4 Children Who Changed the World

Today is Children’s Day, so Happy Children’s Day, children all over the world! This day is also a reminder that children are our future. We must educate them and offer them the best start in life we can. There are so many schools for children all over the world that have awful conditions, but education must be available to all. Today, we pay tribute to all the children who helped change the world. We’re going to present you four children who changed the world we live in and made it better.

Louis Braille (1809-1852)louis braille children who changed the world

Louis Braille was born in Coupvray, a little village in France. His father had a crafts shop. When Louis was three, he tried to cut a piece of leather with a sharp tool and injured himself. He lost his right eye and soon after, his left eye became inflamed. At the age of 5, Louis Braille was blind. Back then, blindness meant total social exclusion, but his father taught him how to read by guiding his fingers on wood with nails. He became the best child in his class and, in 1821, he learned the night writing system which was used by the French Army. The system was made up of raised points and dots, but it was a complicated system which Braille simplified. Louis Braille presented his brand new code at the ripe age of 15 and published the first version of the Braille system in 1829.

Nkosi Johnson (1989-2001)Nkosi Johnson children who changed the world

Nkosi was a South-African child who changed the world through his HIV/AIDS campaigning. He was born seropositive in a village close to DAnnhauser. He never met his father and his mother died the year he started going to school. The boy was adopted by Gail Johnson, a PR specialist, after his mother could no longer care for him. After he was refused by a primary school in a suburb of Johannesburg because of his illness, his voice was heard throughout the country and the constitution of South Africa banned medical discrimination. At the time of his death, Nkosi was the oldest living child born with the disease.

Malala Yousafzai (1997-present) Malala Yousafzai children who changed the world
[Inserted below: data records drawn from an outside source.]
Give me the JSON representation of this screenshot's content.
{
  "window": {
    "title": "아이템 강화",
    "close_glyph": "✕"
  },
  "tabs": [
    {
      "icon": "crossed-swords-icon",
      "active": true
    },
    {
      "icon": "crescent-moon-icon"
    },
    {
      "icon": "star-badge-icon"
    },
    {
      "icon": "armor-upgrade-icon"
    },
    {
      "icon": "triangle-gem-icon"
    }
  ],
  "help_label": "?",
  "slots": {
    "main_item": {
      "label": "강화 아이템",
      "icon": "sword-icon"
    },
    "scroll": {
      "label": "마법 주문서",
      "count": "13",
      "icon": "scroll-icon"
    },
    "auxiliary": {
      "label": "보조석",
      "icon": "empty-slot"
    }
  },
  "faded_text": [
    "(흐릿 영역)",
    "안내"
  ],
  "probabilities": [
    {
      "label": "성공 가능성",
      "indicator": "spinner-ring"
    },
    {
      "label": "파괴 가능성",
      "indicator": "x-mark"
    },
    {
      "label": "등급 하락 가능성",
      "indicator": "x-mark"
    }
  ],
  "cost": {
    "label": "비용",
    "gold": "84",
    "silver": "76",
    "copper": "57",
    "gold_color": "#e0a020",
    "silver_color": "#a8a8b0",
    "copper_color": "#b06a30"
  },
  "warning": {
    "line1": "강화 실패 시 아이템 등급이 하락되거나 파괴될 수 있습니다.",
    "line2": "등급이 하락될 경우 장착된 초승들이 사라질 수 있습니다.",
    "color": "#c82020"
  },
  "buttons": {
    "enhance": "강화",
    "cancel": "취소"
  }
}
Malala was born in Mingora, Pakistan. When she was 11, she wrote to the BBC about her life under the Taliban regime and how the girls in her community are denied an education. In 2011, she was awarded a Peace Prize for her courage to speak up about her problems. This drew the Taliban’s attention who shot her in the head in October 2012. Surprisingly, Malala survived and is now living in the UK. She held a speech for the UN and said that she wouldn’t let the terrorists intimidate her.

Iqbal Masih (1983-1995)Iqbal Masih children who changed the world

Iqbal was born in 1983 in a little village outside Lahore, Pakistan. When he was four, his family forced him to start working in the rug industry, so that the family could pay back a debt of 16 dollars. He was working in chains, with other children, for 14 hours a day, six days a week. He only had a 30 minute break each day and weighed 27 kilograms and measured 1,2 meters. When Iqbal was 10, his slavery ended after forced child labor was declared illegal by Pakistan’s Supreme Court. He joined a front of forber forced labor victims and helped over 3,000 children regain their freedom. He started giving speeches thrgouhout the world about forced labor, but after he returned from a trip to the US, he was mistakenly shot by a farmer. He was 12 and many believe he was assassinated.